Manuel Pardo
Manuel Pardo will be executed by lethal injection (Florida State Prison)

Manuel Pardo, dubbed the Death Row Romeo for corresponding with so many women during his time in prison, is due to be executed in Florida State Prison tonight (Tuesday) at 11pm GMT.

Former police officer Pardo, 56, was sentenced to death in 1988 for killing nine people - three women and six men.

He killed his victims during a crime spree in 1986 after he was fired from the police force for lying.

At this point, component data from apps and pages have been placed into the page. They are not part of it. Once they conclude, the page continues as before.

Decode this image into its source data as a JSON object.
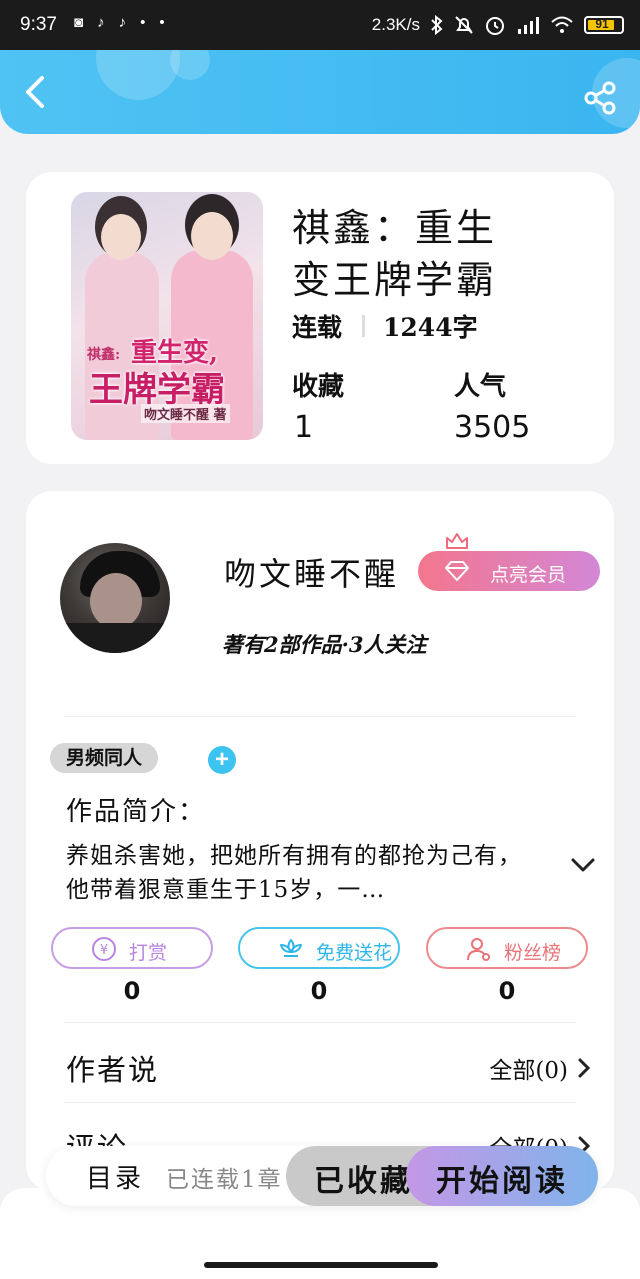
{
  "status_bar": {
    "time": "9:37",
    "notification_icons": [
      "weibo-icon",
      "tiktok-icon",
      "tiktok-icon",
      "more-dots-icon"
    ],
    "net_speed": "2.3K/s",
    "battery_level": "91",
    "battery_color": "#f4c400"
  },
  "header": {
    "accent": "#3bb5f0"
  },
  "book": {
    "title": "祺鑫：重生变王牌学霸",
    "status": "连载",
    "word_count": "1244字",
    "favorites_label": "收藏",
    "favorites_value": "1",
    "popularity_label": "人气",
    "popularity_value": "3505",
    "cover": {
      "title_small": "祺鑫:",
      "title_line1": "重生变,",
      "title_line2": "王牌学霸",
      "author_line": "吻文睡不醒 著"
    }
  },
  "author": {
    "name": "吻文睡不醒",
    "vip_button": "点亮会员",
    "stats": "著有2部作品·3人关注"
  },
  "tags": [
    "男频同人"
  ],
  "intro": {
    "heading": "作品简介：",
    "text": "养姐杀害她，把她所有拥有的都抢为己有，他带着狠意重生于15岁，一…"
  },
  "actions": [
    {
      "label": "打赏",
      "count": "0",
      "color": "#b884e0"
    },
    {
      "label": "免费送花",
      "count": "0",
      "color": "#2fb6e8"
    },
    {
      "label": "粉丝榜",
      "count": "0",
      "color": "#ea7378"
    }
  ],
  "sections": {
    "author_says": {
      "label": "作者说",
      "link": "全部(0)"
    },
    "comments": {
      "label": "评论",
      "link": "全部(0)"
    }
  },
  "bottom_bar": {
    "toc": "目录",
    "serial_status": "已连载1章",
    "favorited": "已收藏",
    "start_reading": "开始阅读"
  }
}
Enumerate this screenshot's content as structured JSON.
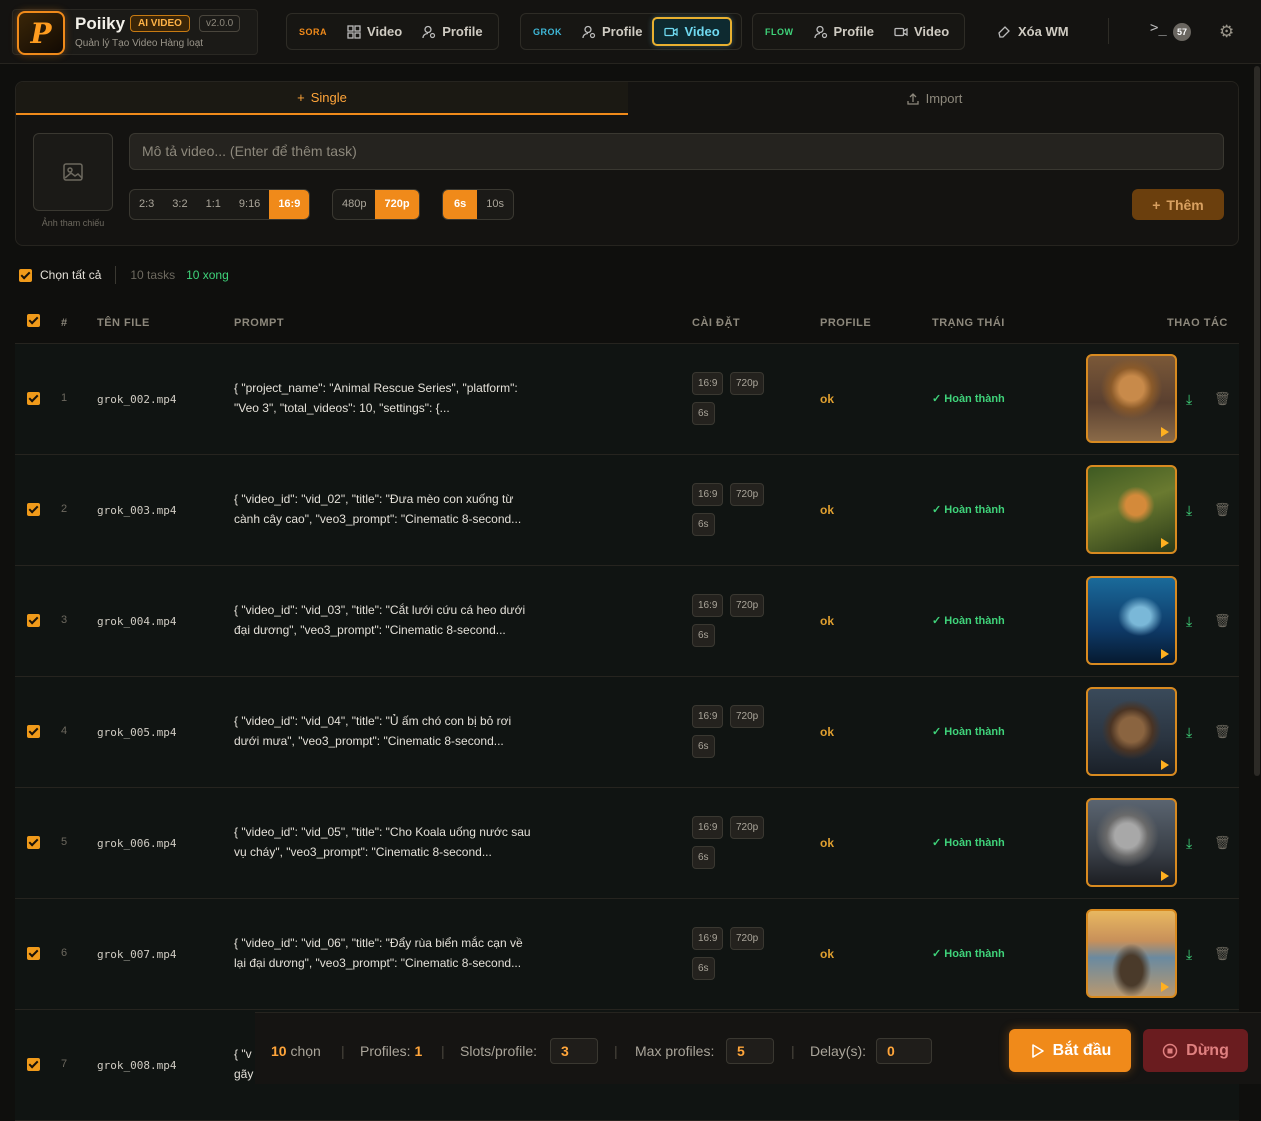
{
  "brand": {
    "name": "Poiiky",
    "badge": "AI VIDEO",
    "version": "v2.0.0",
    "subtitle": "Quản lý Tạo Video Hàng loạt",
    "logo_letter": "P"
  },
  "nav": {
    "sora": {
      "tag": "SORA",
      "video": "Video",
      "profile": "Profile",
      "color": "#f08a1a"
    },
    "grok": {
      "tag": "GROK",
      "profile": "Profile",
      "video": "Video",
      "color": "#3fb8d8"
    },
    "flow": {
      "tag": "FLOW",
      "profile": "Profile",
      "video": "Video",
      "color": "#3fd37a"
    },
    "xoa_wm": "Xóa WM",
    "terminal": ">_",
    "count": "57"
  },
  "panel": {
    "tab_single": "Single",
    "tab_import": "Import",
    "ref_label": "Ảnh tham chiếu",
    "prompt_placeholder": "Mô tả video... (Enter để thêm task)",
    "ratios": [
      "2:3",
      "3:2",
      "1:1",
      "9:16",
      "16:9"
    ],
    "ratio_selected": "16:9",
    "resolutions": [
      "480p",
      "720p"
    ],
    "res_selected": "720p",
    "durations": [
      "6s",
      "10s"
    ],
    "dur_selected": "6s",
    "add_label": "Thêm"
  },
  "selection": {
    "select_all": "Chọn tất cả",
    "tasks": "10 tasks",
    "done": "10 xong"
  },
  "table": {
    "headers": {
      "num": "#",
      "file": "TÊN FILE",
      "prompt": "PROMPT",
      "settings": "CÀI ĐẶT",
      "profile": "PROFILE",
      "status": "TRẠNG THÁI",
      "actions": "THAO TÁC"
    },
    "rows": [
      {
        "num": "1",
        "file": "grok_002.mp4",
        "prompt1": "{ \"project_name\": \"Animal Rescue Series\", \"platform\":",
        "prompt2": "\"Veo 3\", \"total_videos\": 10, \"settings\": {...",
        "ratio": "16:9",
        "res": "720p",
        "dur": "6s",
        "profile": "ok",
        "status": "Hoàn thành"
      },
      {
        "num": "2",
        "file": "grok_003.mp4",
        "prompt1": "{ \"video_id\": \"vid_02\", \"title\": \"Đưa mèo con xuống từ",
        "prompt2": "cành cây cao\", \"veo3_prompt\": \"Cinematic 8-second...",
        "ratio": "16:9",
        "res": "720p",
        "dur": "6s",
        "profile": "ok",
        "status": "Hoàn thành"
      },
      {
        "num": "3",
        "file": "grok_004.mp4",
        "prompt1": "{ \"video_id\": \"vid_03\", \"title\": \"Cắt lưới cứu cá heo dưới",
        "prompt2": "đại dương\", \"veo3_prompt\": \"Cinematic 8-second...",
        "ratio": "16:9",
        "res": "720p",
        "dur": "6s",
        "profile": "ok",
        "status": "Hoàn thành"
      },
      {
        "num": "4",
        "file": "grok_005.mp4",
        "prompt1": "{ \"video_id\": \"vid_04\", \"title\": \"Ủ ấm chó con bị bỏ rơi",
        "prompt2": "dưới mưa\", \"veo3_prompt\": \"Cinematic 8-second...",
        "ratio": "16:9",
        "res": "720p",
        "dur": "6s",
        "profile": "ok",
        "status": "Hoàn thành"
      },
      {
        "num": "5",
        "file": "grok_006.mp4",
        "prompt1": "{ \"video_id\": \"vid_05\", \"title\": \"Cho Koala uống nước sau",
        "prompt2": "vụ cháy\", \"veo3_prompt\": \"Cinematic 8-second...",
        "ratio": "16:9",
        "res": "720p",
        "dur": "6s",
        "profile": "ok",
        "status": "Hoàn thành"
      },
      {
        "num": "6",
        "file": "grok_007.mp4",
        "prompt1": "{ \"video_id\": \"vid_06\", \"title\": \"Đẩy rùa biển mắc cạn về",
        "prompt2": "lại đại dương\", \"veo3_prompt\": \"Cinematic 8-second...",
        "ratio": "16:9",
        "res": "720p",
        "dur": "6s",
        "profile": "ok",
        "status": "Hoàn thành"
      },
      {
        "num": "7",
        "file": "grok_008.mp4",
        "prompt1": "{ \"v",
        "prompt2": "gãy",
        "ratio": "",
        "res": "",
        "dur": "",
        "profile": "",
        "status": ""
      }
    ]
  },
  "footer": {
    "selected_count": "10",
    "selected_label": "chọn",
    "profiles_label": "Profiles:",
    "profiles_value": "1",
    "slots_label": "Slots/profile:",
    "slots_value": "3",
    "max_label": "Max profiles:",
    "max_value": "5",
    "delay_label": "Delay(s):",
    "delay_value": "0",
    "start": "Bắt đầu",
    "stop": "Dừng"
  }
}
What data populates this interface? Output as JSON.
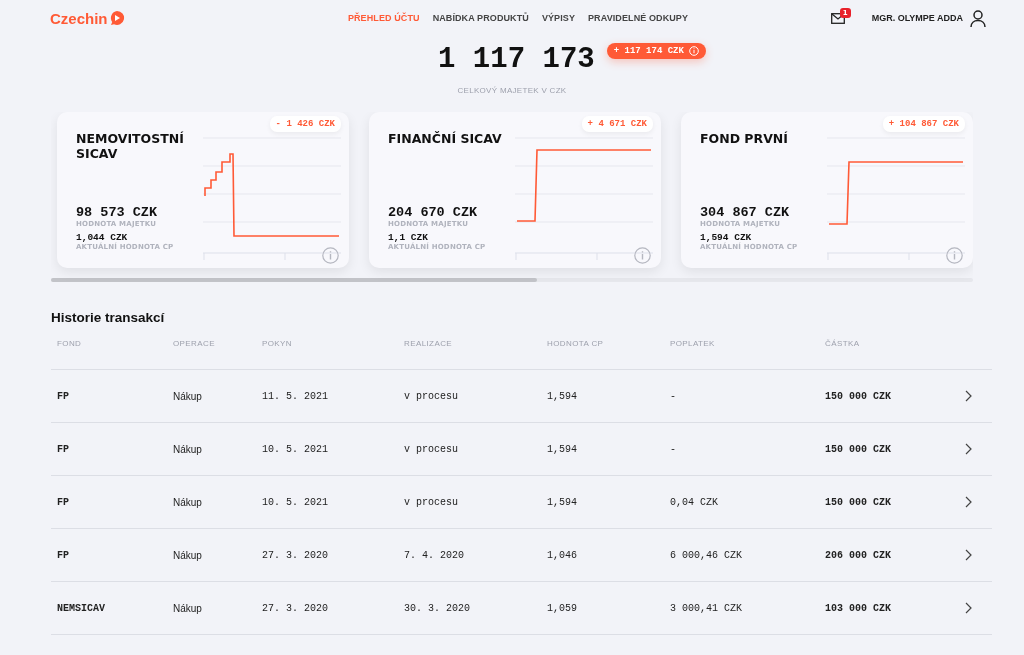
{
  "header": {
    "logo": "Czechin",
    "nav": [
      {
        "label": "PŘEHLED ÚČTU",
        "selected": true
      },
      {
        "label": "NABÍDKA PRODUKTŮ",
        "selected": false
      },
      {
        "label": "VÝPISY",
        "selected": false
      },
      {
        "label": "PRAVIDELNÉ ODKUPY",
        "selected": false
      }
    ],
    "mail_badge": "1",
    "user": "MGR. OLYMPE ADDA"
  },
  "summary": {
    "total": "1 117 173",
    "change": "+ 117 174 CZK",
    "caption": "CELKOVÝ MAJETEK V CZK"
  },
  "funds": [
    {
      "name": "NEMOVITOSTNÍ SICAV",
      "change": "- 1 426 CZK",
      "kind": "drop",
      "value": "98 573 CZK",
      "value_label": "HODNOTA MAJETKU",
      "price": "1,044 CZK",
      "price_label": "AKTUÁLNÍ HODNOTA CP"
    },
    {
      "name": "FINANČNÍ SICAV",
      "change": "+ 4 671 CZK",
      "kind": "rise",
      "value": "204 670 CZK",
      "value_label": "HODNOTA MAJETKU",
      "price": "1,1 CZK",
      "price_label": "AKTUÁLNÍ HODNOTA CP"
    },
    {
      "name": "FOND PRVNÍ",
      "change": "+ 104 867 CZK",
      "kind": "step",
      "value": "304 867 CZK",
      "value_label": "HODNOTA MAJETKU",
      "price": "1,594 CZK",
      "price_label": "AKTUÁLNÍ HODNOTA CP"
    }
  ],
  "history": {
    "title": "Historie transakcí",
    "columns": [
      "FOND",
      "OPERACE",
      "POKYN",
      "REALIZACE",
      "HODNOTA CP",
      "POPLATEK",
      "ČÁSTKA"
    ],
    "rows": [
      [
        "FP",
        "Nákup",
        "11. 5. 2021",
        "v procesu",
        "1,594",
        "-",
        "150 000 CZK"
      ],
      [
        "FP",
        "Nákup",
        "10. 5. 2021",
        "v procesu",
        "1,594",
        "-",
        "150 000 CZK"
      ],
      [
        "FP",
        "Nákup",
        "10. 5. 2021",
        "v procesu",
        "1,594",
        "0,04 CZK",
        "150 000 CZK"
      ],
      [
        "FP",
        "Nákup",
        "27. 3. 2020",
        "7. 4. 2020",
        "1,046",
        "6 000,46 CZK",
        "206 000 CZK"
      ],
      [
        "NEMSICAV",
        "Nákup",
        "27. 3. 2020",
        "30. 3. 2020",
        "1,059",
        "3 000,41 CZK",
        "103 000 CZK"
      ]
    ]
  }
}
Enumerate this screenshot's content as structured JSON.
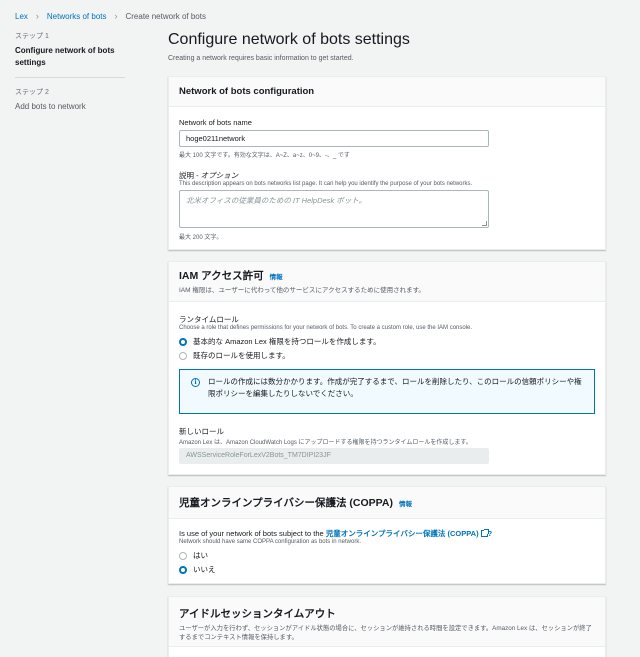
{
  "breadcrumb": {
    "items": [
      "Lex",
      "Networks of bots",
      "Create network of bots"
    ]
  },
  "steps": [
    {
      "number": "ステップ 1",
      "title": "Configure network of bots settings"
    },
    {
      "number": "ステップ 2",
      "title": "Add bots to network"
    }
  ],
  "page": {
    "title": "Configure network of bots settings",
    "description": "Creating a network requires basic information to get started."
  },
  "config": {
    "title": "Network of bots configuration",
    "name_label": "Network of bots name",
    "name_value": "hoge0211network",
    "name_hint": "最大 100 文字です。有効な文字は、A~Z、a~z、0~9、-、_ です",
    "desc_label": "説明 - ",
    "desc_label_optional": "オプション",
    "desc_help": "This description appears on bots networks list page. It can help you identify the purpose of your bots networks.",
    "desc_placeholder": "北米オフィスの従業員のための IT HelpDesk ボット。",
    "desc_hint": "最大 200 文字。"
  },
  "iam": {
    "title": "IAM アクセス許可",
    "info": "情報",
    "subtitle": "IAM 権限は、ユーザーに代わって他のサービスにアクセスするために使用されます。",
    "runtime_label": "ランタイムロール",
    "runtime_desc": "Choose a role that defines permissions for your network of bots. To create a custom role, use the IAM console.",
    "option_create": "基本的な Amazon Lex 権限を持つロールを作成します。",
    "option_existing": "既存のロールを使用します。",
    "info_box": "ロールの作成には数分かかります。作成が完了するまで、ロールを削除したり、このロールの信頼ポリシーや権限ポリシーを編集したりしないでください。",
    "new_role_label": "新しいロール",
    "new_role_desc": "Amazon Lex は、Amazon CloudWatch Logs にアップロードする権限を持つランタイムロールを作成します。",
    "new_role_value": "AWSServiceRoleForLexV2Bots_TM7DIPI23JF"
  },
  "coppa": {
    "title": "児童オンラインプライバシー保護法 (COPPA)",
    "info": "情報",
    "question_prefix": "Is use of your network of bots subject to the ",
    "question_link": "児童オンラインプライバシー保護法 (COPPA)",
    "question_suffix": "?",
    "description": "Network should have same COPPA configuration as bots in network.",
    "option_yes": "はい",
    "option_no": "いいえ"
  },
  "idle": {
    "title": "アイドルセッションタイムアウト",
    "subtitle": "ユーザーが入力を行わず、セッションがアイドル状態の場合に、セッションが維持される時間を設定できます。Amazon Lex は、セッションが終了するまでコンテキスト情報を保持します。"
  }
}
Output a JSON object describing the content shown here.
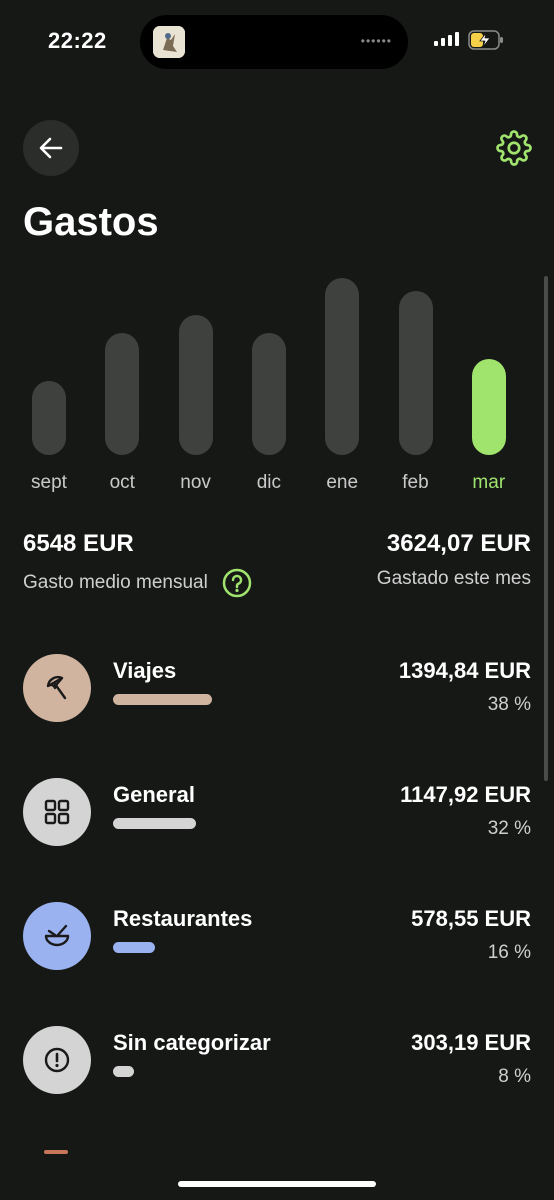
{
  "status": {
    "time": "22:22"
  },
  "header": {
    "title": "Gastos"
  },
  "chart_data": {
    "type": "bar",
    "categories": [
      "sept",
      "oct",
      "nov",
      "dic",
      "ene",
      "feb",
      "mar"
    ],
    "values": [
      2800,
      4600,
      5300,
      4600,
      6700,
      6200,
      3624.07
    ],
    "highlighted": "mar",
    "ylim": [
      0,
      7000
    ],
    "colors": {
      "bar": "#3f413f",
      "active": "#a0e36d"
    }
  },
  "summary": {
    "average_value": "6548 EUR",
    "average_label": "Gasto medio mensual",
    "month_value": "3624,07 EUR",
    "month_label": "Gastado este mes"
  },
  "categories": [
    {
      "name": "Viajes",
      "amount": "1394,84 EUR",
      "percent": "38 %",
      "share": 0.38,
      "color": "#d0b4a0",
      "icon": "umbrella-icon"
    },
    {
      "name": "General",
      "amount": "1147,92 EUR",
      "percent": "32 %",
      "share": 0.32,
      "color": "#d3d4d3",
      "icon": "grid-icon"
    },
    {
      "name": "Restaurantes",
      "amount": "578,55 EUR",
      "percent": "16 %",
      "share": 0.16,
      "color": "#9bb2f0",
      "icon": "bowl-icon"
    },
    {
      "name": "Sin categorizar",
      "amount": "303,19 EUR",
      "percent": "8 %",
      "share": 0.08,
      "color": "#d3d4d3",
      "icon": "alert-icon"
    }
  ],
  "colors": {
    "accent": "#a0e36d",
    "background": "#161816"
  }
}
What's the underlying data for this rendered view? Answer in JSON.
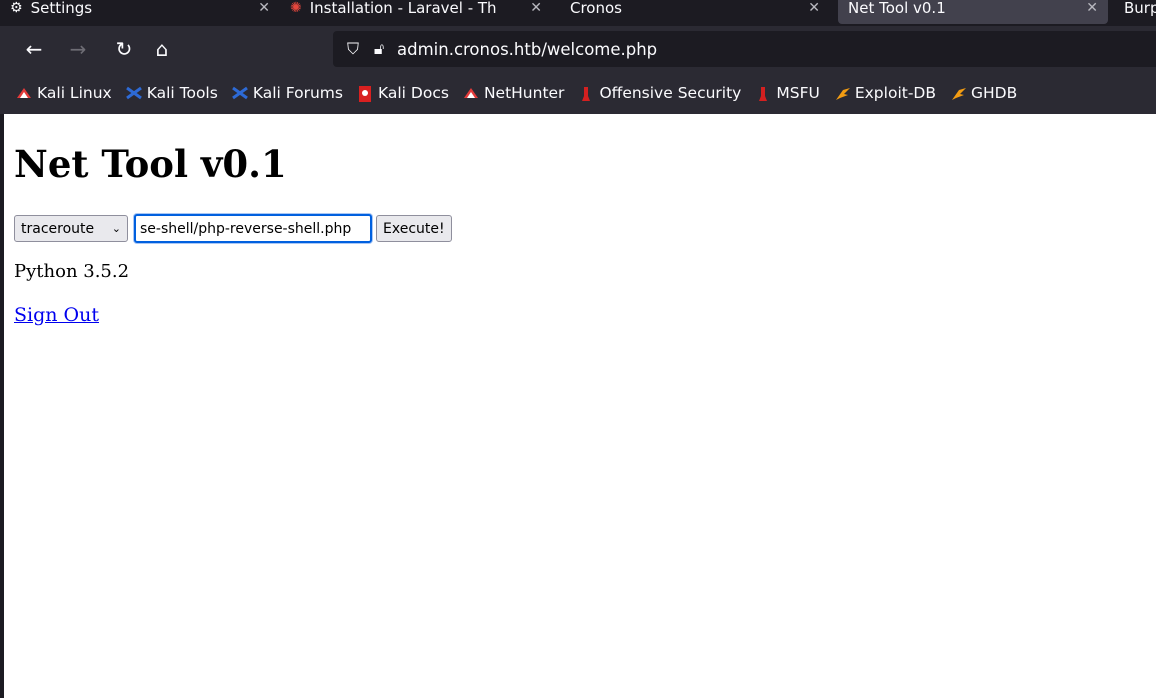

US Judge Timothy Corrigan denied Pardo's most recent request for a stay of execution.

Pardo's attorneys are still trying to block his execution, by lethal injection, and maintained that he was mentally ill.

"Anyone who would get up and ask a jury sentence him to death is insane," said his lawyer, Ronald Guralnick.

Pardo said during his trial that he was doing the world a favour by murdering his victims.

"I am a soldier, I accomplished my mission and I humbly ask you to give me the glory of ending my life and not send me to spend the rest of my days in state prison," he told the jury.

Pardo was fired after testifying in the trial of a colleague who was accused of smuggling drugs when he lied and told the court that the officer was an undercover agent.

He started his law enforcement service with the Florida Highway Patrol but was fired in 1979 for falsifying traffic tickets. Pardo was then recruited to the police department in Sweetwater, a city in Miami-Dade County.

Nazi obsession

Over 92 days, Pardo committed a number of robberies, killed nine people and took photos of the victims. He recounted details of the murders in a diary and kept newspaper clippings of their deaths.

One of his victims was a former informant. The others were people in the wrong place at the wrong time. He told the jury how he wanted to murder more people: "They're parasites and they're leeches, and they have no right to be alive. Somebody had to kill these people."

He had become fascinated with Adolf Hitler during the period and collected Nazi memorabilia.

Prosecutor David Waksman told the Miami Herald: "He was very cold. He was doing robberies and went home and slept like a baby. He was proud of what he did."

Regino Musa, the brother of victim Sarah Musa, said he was glad the execution was finally taking place. "It's about time," he said. "It's been so long, you just want to get it over with.

"I still have nightmares and I don't have words to describe it. I can't believe that it's happening."

Musa was to attend the execution with his mother.